I think, on balance, that I present possibilities, alternatives. I do not claim any ability to predict events or how they turn out.
The definition of neurotic behavior is to continue to work the same choices in the hope that this time they will succeed. I try and present other choices to readers and state, not suggest, why I disagree or don't think they will succeed only on the grounds that they blog it.

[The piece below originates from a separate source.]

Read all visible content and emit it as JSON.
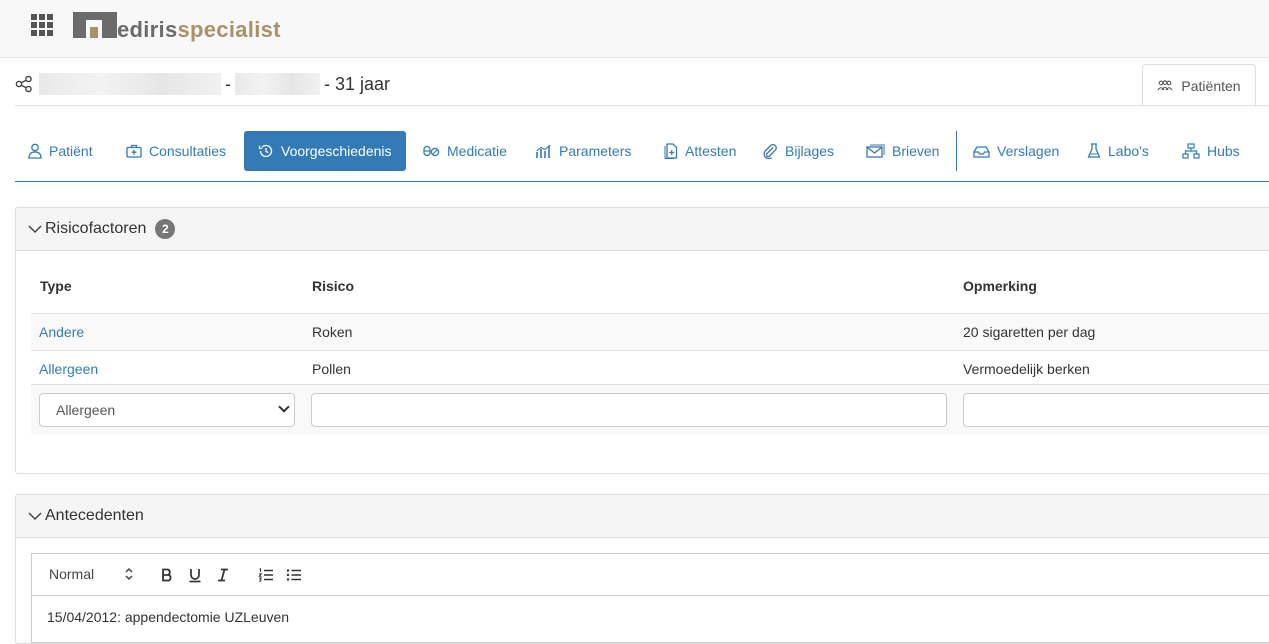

As has been pointed out I have no economic stake in how things turn out. Nor does this prove me wrong.
For those who do have an economic or emotional investment, perhaps they would do better to work on proving their position where it counts. Proving Samis wrong, even if possible, doesn't gain Edgemont anything. If I am wrong, then how can I hurt you. Clearly I don't try to curry favor with the Town Board so that too is working against me. Clearly I alienate large masses of residents in all sections of Town so that too is working against me. With all those stated negatives, I'm not a lawyer, I'm wrong, I antagonize people, I'm rude etc. Why bother to read me much less argue. It was proposed that I'm only seeking attention. Well I've had my 15 minutes already so if you want to ignore me, be my guest. There are so many reasons, even for anonymous writers to not lift a finger and yet they are compelled like moths into the flame to do battle. What are the rewards from beating up on someone who is characterized as "wrong again". You don't have to convince me, you can't convince so why the fuss.

I assume because when you're out in the real world where it counts, where you name goes on the paper or your face is to the camera, you're a lot less sure of yourself and your position. As real lawyers know, certainly as real estate professionals know, if anything can go wrong it will. Mere mortals are content with don't count your eggs before the chicks are hatched.

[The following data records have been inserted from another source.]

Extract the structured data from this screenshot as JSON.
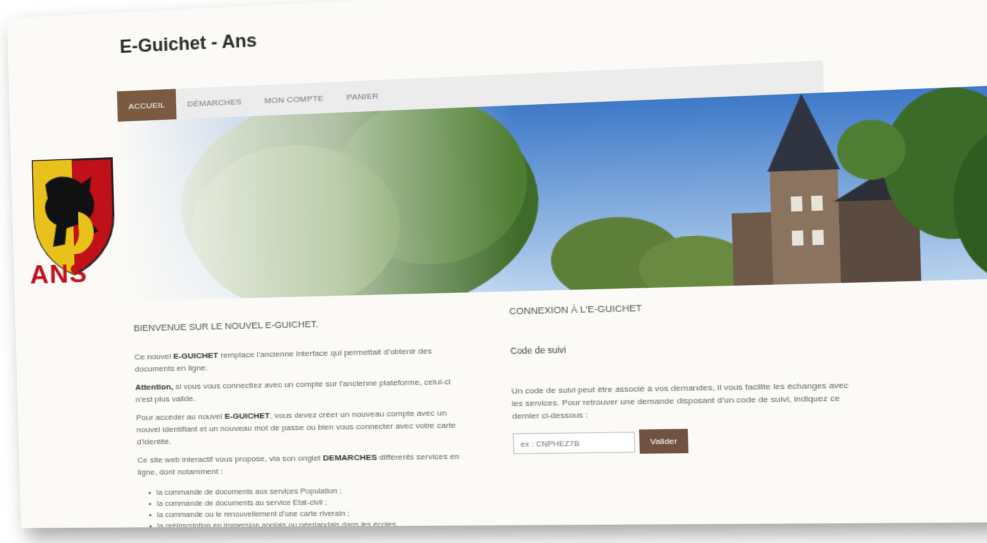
{
  "site": {
    "title": "E-Guichet - Ans"
  },
  "nav": {
    "items": [
      {
        "label": "ACCUEIL",
        "active": true
      },
      {
        "label": "DÉMARCHES",
        "active": false
      },
      {
        "label": "MON COMPTE",
        "active": false
      },
      {
        "label": "PANIER",
        "active": false
      }
    ]
  },
  "logo": {
    "text": "ANS",
    "icon": "lion-coat-of-arms-icon",
    "colors": {
      "red": "#c0101a",
      "gold": "#e8c21a",
      "black": "#111111"
    }
  },
  "welcome": {
    "title": "BIENVENUE SUR LE NOUVEL E-GUICHET.",
    "p1_pre": "Ce nouvel ",
    "p1_bold": "E-GUICHET",
    "p1_post": " remplace l'ancienne interface qui permettait d'obtenir des documents en ligne.",
    "p2_bold": "Attention,",
    "p2_post": " si vous vous connectiez avec un compte sur l'ancienne plateforme, celui-ci n'est plus valide.",
    "p3_pre": "Pour accéder au nouvel ",
    "p3_bold": "E-GUICHET",
    "p3_post": ", vous devez créer un nouveau compte avec un nouvel identifiant et un nouveau mot de passe ou bien vous connecter avec votre carte d'identité.",
    "p4_pre": "Ce site web interactif vous propose, via son onglet ",
    "p4_bold": "DEMARCHES",
    "p4_post": " différents services en ligne, dont notamment :",
    "bullets": [
      "la commande de documents aux services Population ;",
      "la commande de documents au service Etat-civil ;",
      "la commande ou le renouvellement d'une carte riverain ;",
      "la préinscription en immersion anglais ou néerlandais dans les écoles"
    ]
  },
  "login": {
    "title": "CONNEXION À L'E-GUICHET",
    "code_label": "Code de suivi",
    "desc": "Un code de suivi peut être associé à vos demandes, il vous facilite les échanges avec les services. Pour retrouver une demande disposant d'un code de suivi, indiquez ce dernier ci-dessous :",
    "input_placeholder": "ex : CNPHEZ7B",
    "button_label": "Valider",
    "accent": "#6f5242"
  }
}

So maybe, maybe that tiny little unwhite-washed bite of misinformation that you dispatch so handily will in the end come to haunt you. I'm not quivering from what you write; I only wish you had the guts like Jim Lasser to sign your best work.

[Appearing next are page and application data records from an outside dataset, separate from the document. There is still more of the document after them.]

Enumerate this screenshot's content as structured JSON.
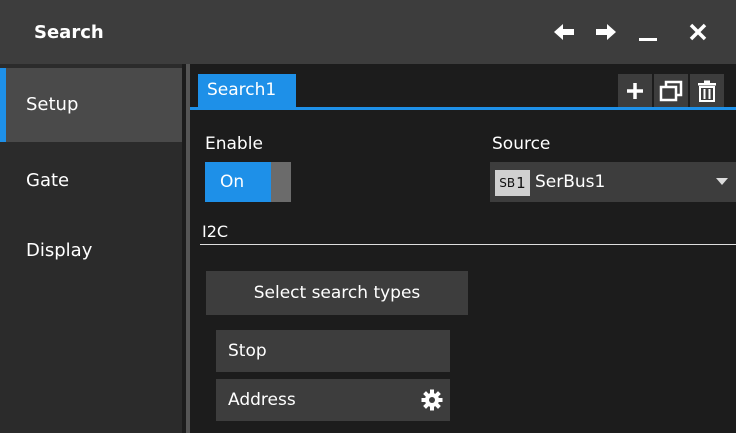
{
  "window": {
    "title": "Search",
    "icons": [
      "back-arrow-icon",
      "forward-arrow-icon",
      "minimize-icon",
      "close-icon"
    ]
  },
  "sidebar": {
    "items": [
      {
        "label": "Setup",
        "active": true
      },
      {
        "label": "Gate",
        "active": false
      },
      {
        "label": "Display",
        "active": false
      }
    ]
  },
  "tabs": {
    "active_label": "Search1",
    "actions": [
      "add-icon",
      "clone-window-icon",
      "delete-icon"
    ]
  },
  "setup": {
    "enable_label": "Enable",
    "enable_value": "On",
    "source_label": "Source",
    "source_badge_prefix": "SB",
    "source_badge_num": "1",
    "source_value": "SerBus1",
    "protocol_label": "I2C",
    "select_types_label": "Select search types",
    "search_types": [
      "Stop",
      "Address"
    ]
  },
  "colors": {
    "accent": "#1e90e8",
    "titlebar": "#3d3d3d",
    "sidebar": "#2b2b2b",
    "background": "#1c1c1c"
  }
}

The blog is not the battle and it certainly not the war. Winning either on this page earns you zip offline. While you consider your option to use your time better, let me use my time better too and say goodnight with this comment.

Saying it, is not proving it even if you embellish it with phony legal posturing.

Don't let the bed bugs bite, you already express youself with too many holes.

Soon we'll be able to judge how you played the game.

Kick-off tomorrow AM, after 9:30.

Anonymous said...

Another reason that the moratorium makes sense is that the multi family development isnt really being done how it was anticipated. The recent mult family development (actual or propsed) isnt really on Central Avenue. The highest use for Central Ave -- according to recent develpment (such as the Commerce Bank or the new Fidelity office) is retail or banking. What is happening is an abuse of the orignal zoning, where develpments get hold of property not actually on Central, but in the zone. There was never any intend that property in Edgemont, other than Central Ave, would be mulit family. What I suspect is that any new zoning will not actually impact any Central Avenue land use.

hal samis said...

Most recent anonymous,

It's really hard to understand what you have written. We all make mistakes and typos when blogging but with fewer words, the easier it is to proof, not only for keyboard errors but also for meaning.

You're not really suggesting that what market factors are saying to you, Commerce, Fidelity + Etrade, that here's a new retail use and hence appropriate for Central Avenue which confirms that Central Avenue should be retail, not residential?

It is not clear whether you are saying that Central Avenue was intended for multi-family and that new zoning will not change that.

Everyone else blogging in Edgemont seeks new zoning to bar further multi-family development?

So wassup?

Anonymous said...

Landmark is the location of the old Union Carbide site. The NY Knicks have their practice facility there as well as a Bio research park. LCOR would like to develop the outskirts property for a housing development. On the other side, Home Depot is being built off of Route 9 between the Saw Mill Pkwy. Hope this helps you figure location.